Do Fruits and Vegetables Really Reduce MS Symptoms?
A recent study has shown that eating fruits and vegetables may be of assistance when fighting against MS symptoms.
The importance of eating healthy
We are told time and time again beginning when we are very young that it is important to eat healthily, with a well-rounded diet. Of course, such a diet includes a tremendous amount of fruits, vegetables, and whole grains. While normally this advice is simply intended to promote a healthy lifestyle and diet that anyone can benefit from, researchers have recently found that such a diet can actually assist those with multiple sclerosis in alleviating their symptoms. In fact, it can even lower disability in certain circumstances.
The study has been published in the journal Neurology.

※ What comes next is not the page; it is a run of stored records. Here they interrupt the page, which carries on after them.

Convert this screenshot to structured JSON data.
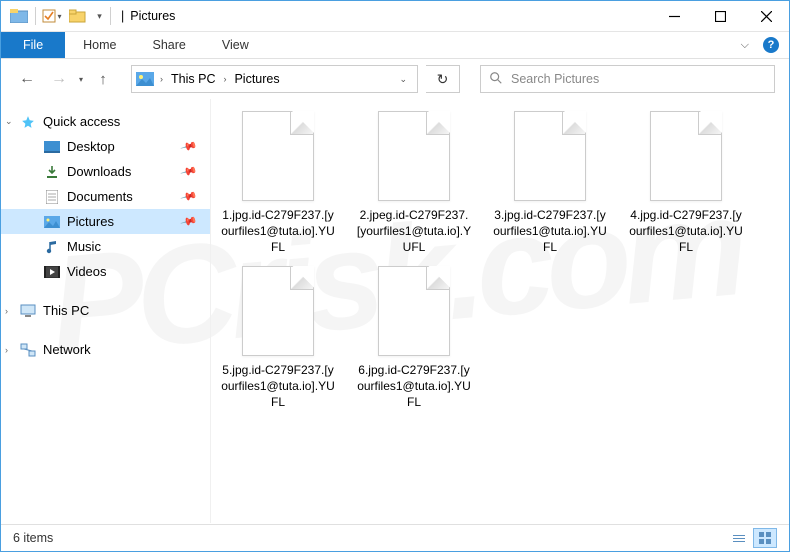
{
  "title_sep": "|",
  "window_title": "Pictures",
  "ribbon": {
    "file": "File",
    "tabs": [
      "Home",
      "Share",
      "View"
    ]
  },
  "breadcrumb": {
    "root": "This PC",
    "current": "Pictures"
  },
  "search": {
    "placeholder": "Search Pictures"
  },
  "sidebar": {
    "quick_access": "Quick access",
    "items": [
      {
        "label": "Desktop",
        "icon": "desktop",
        "pinned": true
      },
      {
        "label": "Downloads",
        "icon": "downloads",
        "pinned": true
      },
      {
        "label": "Documents",
        "icon": "documents",
        "pinned": true
      },
      {
        "label": "Pictures",
        "icon": "pictures",
        "pinned": true,
        "selected": true
      },
      {
        "label": "Music",
        "icon": "music",
        "pinned": false
      },
      {
        "label": "Videos",
        "icon": "videos",
        "pinned": false
      }
    ],
    "this_pc": "This PC",
    "network": "Network"
  },
  "files": [
    {
      "name": "1.jpg.id-C279F237.[yourfiles1@tuta.io].YUFL"
    },
    {
      "name": "2.jpeg.id-C279F237.[yourfiles1@tuta.io].YUFL"
    },
    {
      "name": "3.jpg.id-C279F237.[yourfiles1@tuta.io].YUFL"
    },
    {
      "name": "4.jpg.id-C279F237.[yourfiles1@tuta.io].YUFL"
    },
    {
      "name": "5.jpg.id-C279F237.[yourfiles1@tuta.io].YUFL"
    },
    {
      "name": "6.jpg.id-C279F237.[yourfiles1@tuta.io].YUFL"
    }
  ],
  "status": {
    "count_text": "6 items"
  }
}
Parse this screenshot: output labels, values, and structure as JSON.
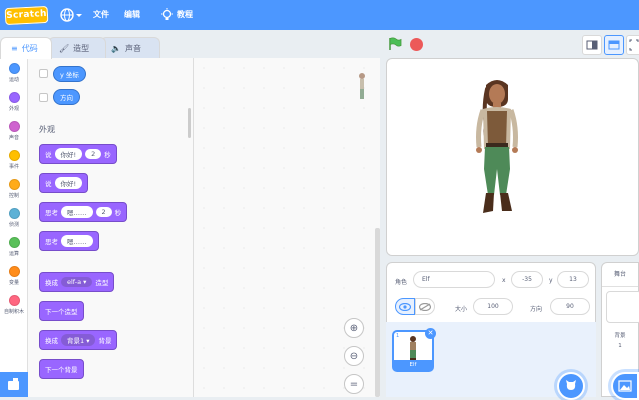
{
  "menubar": {
    "logo_text": "Scratch",
    "file_label": "文件",
    "edit_label": "编辑",
    "tutorials_label": "教程"
  },
  "tabs": {
    "code": "代码",
    "costumes": "造型",
    "sounds": "声音"
  },
  "categories": [
    {
      "label": "运动",
      "color": "#4c97ff"
    },
    {
      "label": "外观",
      "color": "#9966ff"
    },
    {
      "label": "声音",
      "color": "#cf63cf"
    },
    {
      "label": "事件",
      "color": "#ffbf00"
    },
    {
      "label": "控制",
      "color": "#ffab19"
    },
    {
      "label": "侦测",
      "color": "#5cb1d6"
    },
    {
      "label": "运算",
      "color": "#59c059"
    },
    {
      "label": "变量",
      "color": "#ff8c1a"
    },
    {
      "label": "自制积木",
      "color": "#ff6680"
    }
  ],
  "palette": {
    "motion_reporters": [
      "y 坐标",
      "方向"
    ],
    "section_title": "外观",
    "say_for": {
      "verb": "说",
      "text": "你好!",
      "secs": "2",
      "unit": "秒"
    },
    "say": {
      "verb": "说",
      "text": "你好!"
    },
    "think_for": {
      "verb": "思考",
      "text": "嗯……",
      "secs": "2",
      "unit": "秒"
    },
    "think": {
      "verb": "思考",
      "text": "嗯……"
    },
    "switch_costume": {
      "verb": "换成",
      "value": "elf-a",
      "suffix": "造型"
    },
    "next_costume": "下一个造型",
    "switch_backdrop": {
      "verb": "换成",
      "value": "背景1",
      "suffix": "背景"
    },
    "next_backdrop": "下一个背景"
  },
  "sprite_info": {
    "sprite_label": "角色",
    "sprite_name": "Elf",
    "x_label": "x",
    "x_value": "-35",
    "y_label": "y",
    "y_value": "13",
    "show_label": "显示",
    "size_label": "大小",
    "size_value": "100",
    "direction_label": "方向",
    "direction_value": "90"
  },
  "sprites": [
    {
      "name": "Elf",
      "number": "1"
    }
  ],
  "stage_pane": {
    "title": "舞台",
    "backdrops_label": "背景",
    "backdrops_count": "1"
  },
  "colors": {
    "accent": "#4c97ff",
    "looks": "#9966ff",
    "flag": "#0fbd8c",
    "stop": "#ec5959"
  }
}
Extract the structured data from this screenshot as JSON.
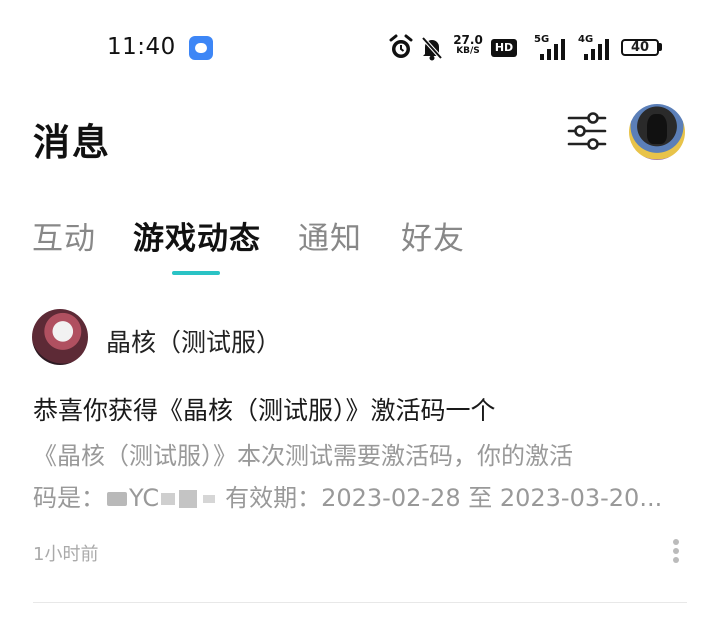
{
  "status_bar": {
    "time": "11:40",
    "net_speed_value": "27.0",
    "net_speed_unit": "KB/S",
    "hd_label": "HD",
    "signal_1_label": "5G",
    "signal_2_label": "4G",
    "battery": "40",
    "icons": [
      "app-notification-icon",
      "alarm-icon",
      "bell-muted-icon",
      "hd-icon",
      "signal-icon",
      "battery-icon"
    ]
  },
  "header": {
    "title": "消息",
    "filter_icon": "sliders-icon",
    "avatar_icon": "user-avatar"
  },
  "tabs": [
    {
      "label": "互动",
      "active": false
    },
    {
      "label": "游戏动态",
      "active": true
    },
    {
      "label": "通知",
      "active": false
    },
    {
      "label": "好友",
      "active": false
    }
  ],
  "accent_color": "#2ac3c5",
  "message": {
    "sender": "晶核（测试服）",
    "title": "恭喜你获得《晶核（测试服）》激活码一个",
    "body_line1": "《晶核（测试服）》本次测试需要激活码，你的激活",
    "body_line2_prefix": "码是：",
    "body_line2_code_visible": "YC",
    "body_line2_suffix": "有效期：2023-02-28 至 2023-03-20...",
    "time": "1小时前",
    "more_icon": "more-vertical-icon"
  }
}
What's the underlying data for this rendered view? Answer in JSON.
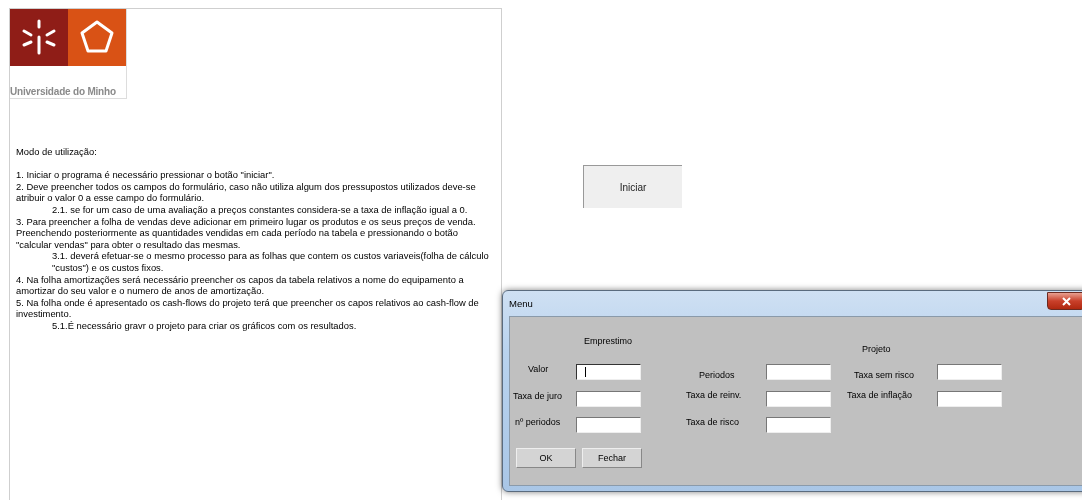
{
  "logo": {
    "text": "Universidade do Minho"
  },
  "instructions": {
    "heading": "Modo de utilização:",
    "items": [
      {
        "kind": "item",
        "text": "1. Iniciar o programa é necessário pressionar o botão \"iniciar\"."
      },
      {
        "kind": "item",
        "text": "2. Deve preencher todos os campos do formulário, caso não utiliza algum dos pressupostos utilizados deve-se atribuir o valor 0 a esse campo do formulário."
      },
      {
        "kind": "subitem",
        "text": "2.1. se for um caso de uma avaliação a preços constantes considera-se a taxa de inflação igual a 0."
      },
      {
        "kind": "item",
        "text": "3. Para preencher a folha de vendas deve adicionar em primeiro lugar os produtos e os seus preços de venda. Preenchendo posteriormente as quantidades vendidas em cada período na tabela e pressionando o botão \"calcular vendas\" para obter o resultado das mesmas."
      },
      {
        "kind": "subitem",
        "text": "3.1.  deverá efetuar-se o mesmo processo para as folhas que contem os custos variaveis(folha de cálculo \"custos\") e os custos fixos."
      },
      {
        "kind": "item",
        "text": "4. Na folha amortizações será necessário preencher os capos da tabela relativos a nome do equipamento a amortizar do seu valor e o numero de anos de amortização."
      },
      {
        "kind": "item",
        "text": "5. Na folha onde é apresentado os cash-flows do projeto terá que preencher os capos relativos ao cash-flow de investimento."
      },
      {
        "kind": "subitem",
        "text": "5.1.É necessário gravr o projeto para criar os gráficos com os resultados."
      }
    ]
  },
  "start_button": {
    "label": "Iniciar"
  },
  "dialog": {
    "title": "Menu",
    "emprestimo": {
      "heading": "Emprestimo",
      "fields": [
        {
          "label": "Valor",
          "focused": true
        },
        {
          "label": "Taxa de juro",
          "focused": false
        },
        {
          "label": "nº periodos",
          "focused": false
        }
      ]
    },
    "projeto": {
      "heading": "Projeto",
      "fields": [
        {
          "label": "Periodos",
          "focused": false
        },
        {
          "label": "Taxa de reinv.",
          "focused": false
        },
        {
          "label": "Taxa de risco",
          "focused": false
        },
        {
          "label": "Taxa sem risco",
          "focused": false
        },
        {
          "label": "Taxa de inflação",
          "focused": false
        }
      ]
    },
    "buttons": [
      "OK",
      "Fechar"
    ]
  }
}
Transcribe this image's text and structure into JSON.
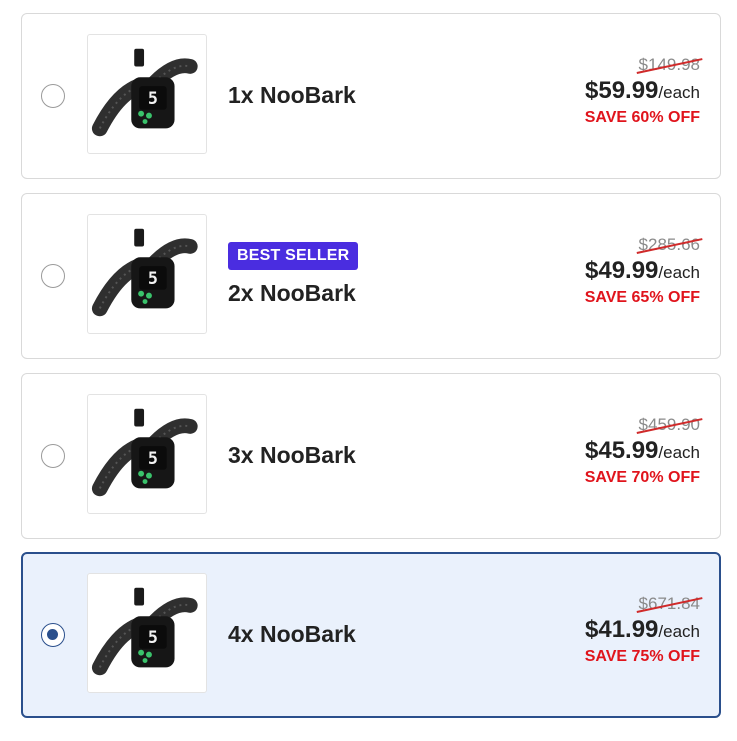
{
  "options": [
    {
      "name": "1x NooBark",
      "badge": "",
      "old_price": "$149.98",
      "price": "$59.99",
      "per": "/each",
      "save": "SAVE 60% OFF",
      "selected": false
    },
    {
      "name": "2x NooBark",
      "badge": "BEST SELLER",
      "old_price": "$285.66",
      "price": "$49.99",
      "per": "/each",
      "save": "SAVE 65% OFF",
      "selected": false
    },
    {
      "name": "3x NooBark",
      "badge": "",
      "old_price": "$459.90",
      "price": "$45.99",
      "per": "/each",
      "save": "SAVE 70% OFF",
      "selected": false
    },
    {
      "name": "4x NooBark",
      "badge": "",
      "old_price": "$671.84",
      "price": "$41.99",
      "per": "/each",
      "save": "SAVE 75% OFF",
      "selected": true
    }
  ],
  "colors": {
    "accent": "#2a4f8c",
    "selected_bg": "#eaf1fc",
    "badge": "#4a2de0",
    "save": "#e0141c"
  },
  "product_image": "dog-bark-collar-image"
}
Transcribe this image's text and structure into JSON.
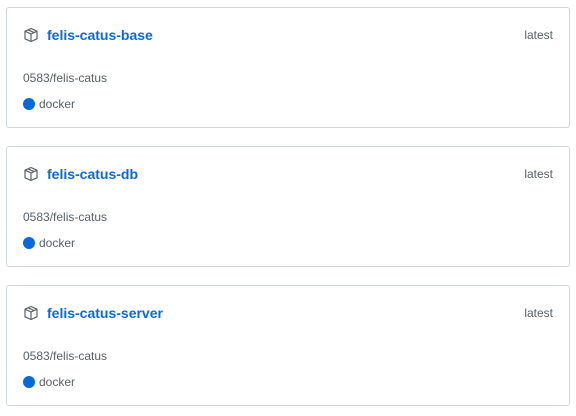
{
  "packages": [
    {
      "name": "felis-catus-base",
      "version": "latest",
      "repository": "0583/felis-catus",
      "type": "docker",
      "icon": "package-icon"
    },
    {
      "name": "felis-catus-db",
      "version": "latest",
      "repository": "0583/felis-catus",
      "type": "docker",
      "icon": "package-icon"
    },
    {
      "name": "felis-catus-server",
      "version": "latest",
      "repository": "0583/felis-catus",
      "type": "docker",
      "icon": "package-icon"
    }
  ],
  "colors": {
    "link": "#0969da",
    "docker_dot": "#0969da",
    "muted_text": "#57606a",
    "border": "#d0d7de"
  }
}
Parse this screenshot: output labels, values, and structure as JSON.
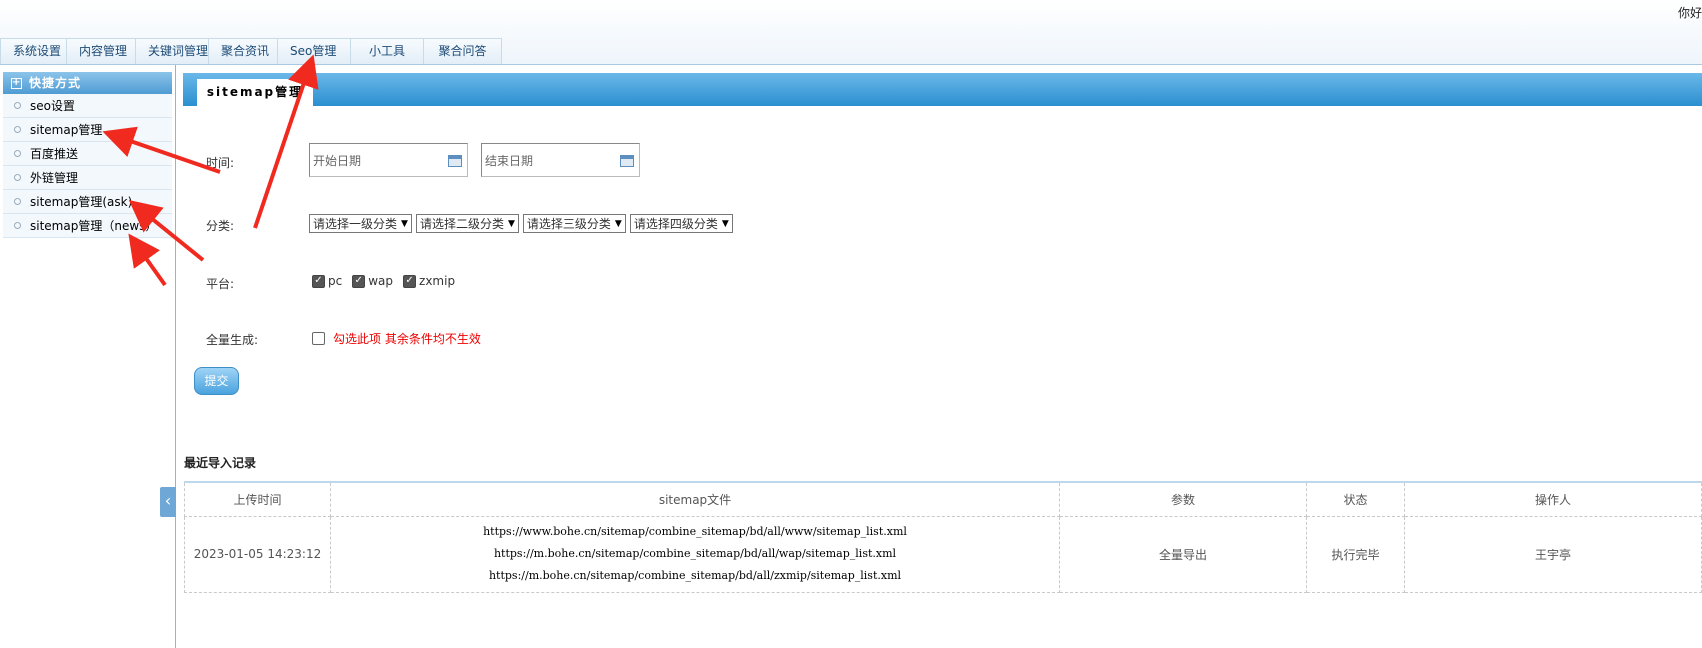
{
  "header": {
    "greeting": "你好",
    "tabs": [
      "系统设置",
      "内容管理",
      "关键词管理",
      "聚合资讯",
      "Seo管理",
      "小工具",
      "聚合问答"
    ]
  },
  "sidebar": {
    "title": "快捷方式",
    "items": [
      "seo设置",
      "sitemap管理",
      "百度推送",
      "外链管理",
      "sitemap管理(ask)",
      "sitemap管理（news）"
    ]
  },
  "content": {
    "tab_title": "sitemap管理",
    "form": {
      "time_label": "时间:",
      "start_placeholder": "开始日期",
      "end_placeholder": "结束日期",
      "category_label": "分类:",
      "category_selects": [
        "请选择一级分类",
        "请选择二级分类",
        "请选择三级分类",
        "请选择四级分类"
      ],
      "platform_label": "平台:",
      "platforms": [
        {
          "label": "pc",
          "checked": true
        },
        {
          "label": "wap",
          "checked": true
        },
        {
          "label": "zxmip",
          "checked": true
        }
      ],
      "full_label": "全量生成:",
      "full_checked": false,
      "full_hint": "勾选此项 其余条件均不生效",
      "submit": "提交"
    },
    "records": {
      "title": "最近导入记录",
      "columns": [
        "上传时间",
        "sitemap文件",
        "参数",
        "状态",
        "操作人"
      ],
      "rows": [
        {
          "time": "2023-01-05 14:23:12",
          "files": [
            "https://www.bohe.cn/sitemap/combine_sitemap/bd/all/www/sitemap_list.xml",
            "https://m.bohe.cn/sitemap/combine_sitemap/bd/all/wap/sitemap_list.xml",
            "https://m.bohe.cn/sitemap/combine_sitemap/bd/all/zxmip/sitemap_list.xml"
          ],
          "param": "全量导出",
          "status": "执行完毕",
          "operator": "王宇亭"
        }
      ]
    }
  },
  "colors": {
    "accent_blue": "#2a8fd0",
    "annotation_arrow": "#f02a1f",
    "warning_text": "#e00000"
  }
}
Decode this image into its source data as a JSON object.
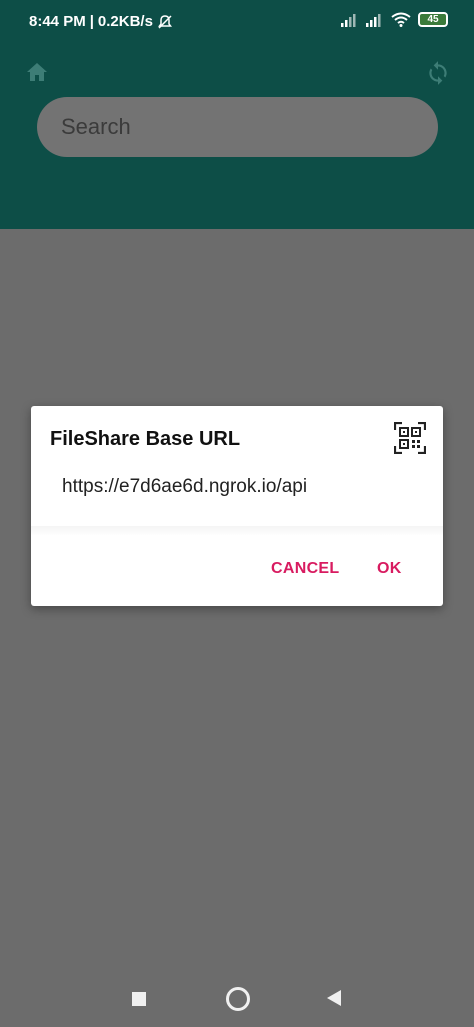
{
  "status_bar": {
    "time": "8:44 PM",
    "separator": "|",
    "speed": "0.2KB/s",
    "battery": "45"
  },
  "toolbar": {
    "search_placeholder": "Search"
  },
  "dialog": {
    "title": "FileShare Base URL",
    "url_value": "https://e7d6ae6d.ngrok.io/api",
    "cancel_label": "CANCEL",
    "ok_label": "OK"
  },
  "colors": {
    "app_bar": "#0d4e47",
    "accent": "#d81b60",
    "scrim": "#6c6c6c"
  }
}
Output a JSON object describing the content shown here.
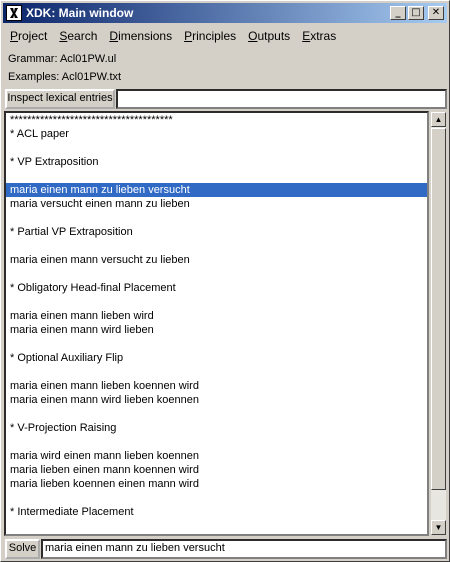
{
  "window": {
    "title": "XDK: Main window"
  },
  "titlebar_buttons": {
    "minimize": "_",
    "maximize": "□",
    "close": "✕"
  },
  "menu": [
    {
      "underline": "P",
      "rest": "roject"
    },
    {
      "underline": "S",
      "rest": "earch"
    },
    {
      "underline": "D",
      "rest": "imensions"
    },
    {
      "underline": "P",
      "rest": "rinciples"
    },
    {
      "underline": "O",
      "rest": "utputs"
    },
    {
      "underline": "E",
      "rest": "xtras"
    }
  ],
  "grammar_label": "Grammar: Acl01PW.ul",
  "examples_label": "Examples: Acl01PW.txt",
  "inspect_button": "Inspect lexical entries",
  "inspect_input": "",
  "list": {
    "lines": [
      "**************************************",
      "* ACL paper",
      "",
      "* VP Extraposition",
      "",
      "maria einen mann zu lieben versucht",
      "maria versucht einen mann zu lieben",
      "",
      "* Partial VP Extraposition",
      "",
      "maria einen mann versucht zu lieben",
      "",
      "* Obligatory Head-final Placement",
      "",
      "maria einen mann lieben wird",
      "maria einen mann wird lieben",
      "",
      "* Optional Auxiliary Flip",
      "",
      "maria einen mann lieben koennen wird",
      "maria einen mann wird lieben koennen",
      "",
      "* V-Projection Raising",
      "",
      "maria wird einen mann lieben koennen",
      "maria lieben einen mann koennen wird",
      "maria lieben koennen einen mann wird",
      "",
      "* Intermediate Placement",
      ""
    ],
    "selected_index": 5
  },
  "solve_button": "Solve",
  "solve_input": "maria einen mann zu lieben versucht",
  "scroll": {
    "up": "▲",
    "down": "▼"
  }
}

MS symptoms that are affected by a healthy diet
Those with multiple sclerosis suffer from their immune system attacking the protective cover of the nerves, which results in a wide array of symptoms. These can include fatigue, pain, vision loss, and decreased levels of coordination. Unfortunately, there is no cure to the condition and it can be difficult for those with MS to find a way to suppress their symptoms. While some patients try crazy tactics to alleviate their symptoms, it may be that one of the most effective methods is also the simplest.
The study was conducted by involving 6,989 participants, all who had various types of multiple sclerosis. Throughout the process, they completed questionnaires about their diet and symptoms.
The study showed that the participants who were eating a healthy diet were approximately 20 percent less likely to have more of a physical disability, 30 percent less likely to experience severe fatigue, 40 percent less likely to have pain, and almost 50 percent less likely to experience depression. These differences are tremendous, and speak to the effect that a healthy diet can have.
While this may seem like a simple fix, it can sometimes be difficult to navigate what exactly constitutes a healthy lifestyle and diet. In the study, a healthy lifestyle was described as maintaining a healthy weight, exercising regularly, eating a healthy diet that includes a heightened amount of fruits, vegetables, whole grains, and legumes, and not smoking or consuming a lot of sugar. Red meats and processed meats should also be largely avoided.
Kathryn C. Fitzgerald of the Johns Hopkins School of Medicine in Baltimore explains, "people with MS often ask if there is anything they can do to delay or avoid disability, and many want to know if their diet can play a role. While this study does not determine whether a healthy lifestyle reduces MS symptoms or whether having severe symptoms makes it harder for people to engage in a healthy lifestyle, it proves evidence for the link between the two."
The results of the study were strong, and remained accurate even after being adjusted for various factors that could impact disability, like age or the length of time that the individual had had multiple sclerosis.
Read on to learn more about this link and what it means for people living with MS.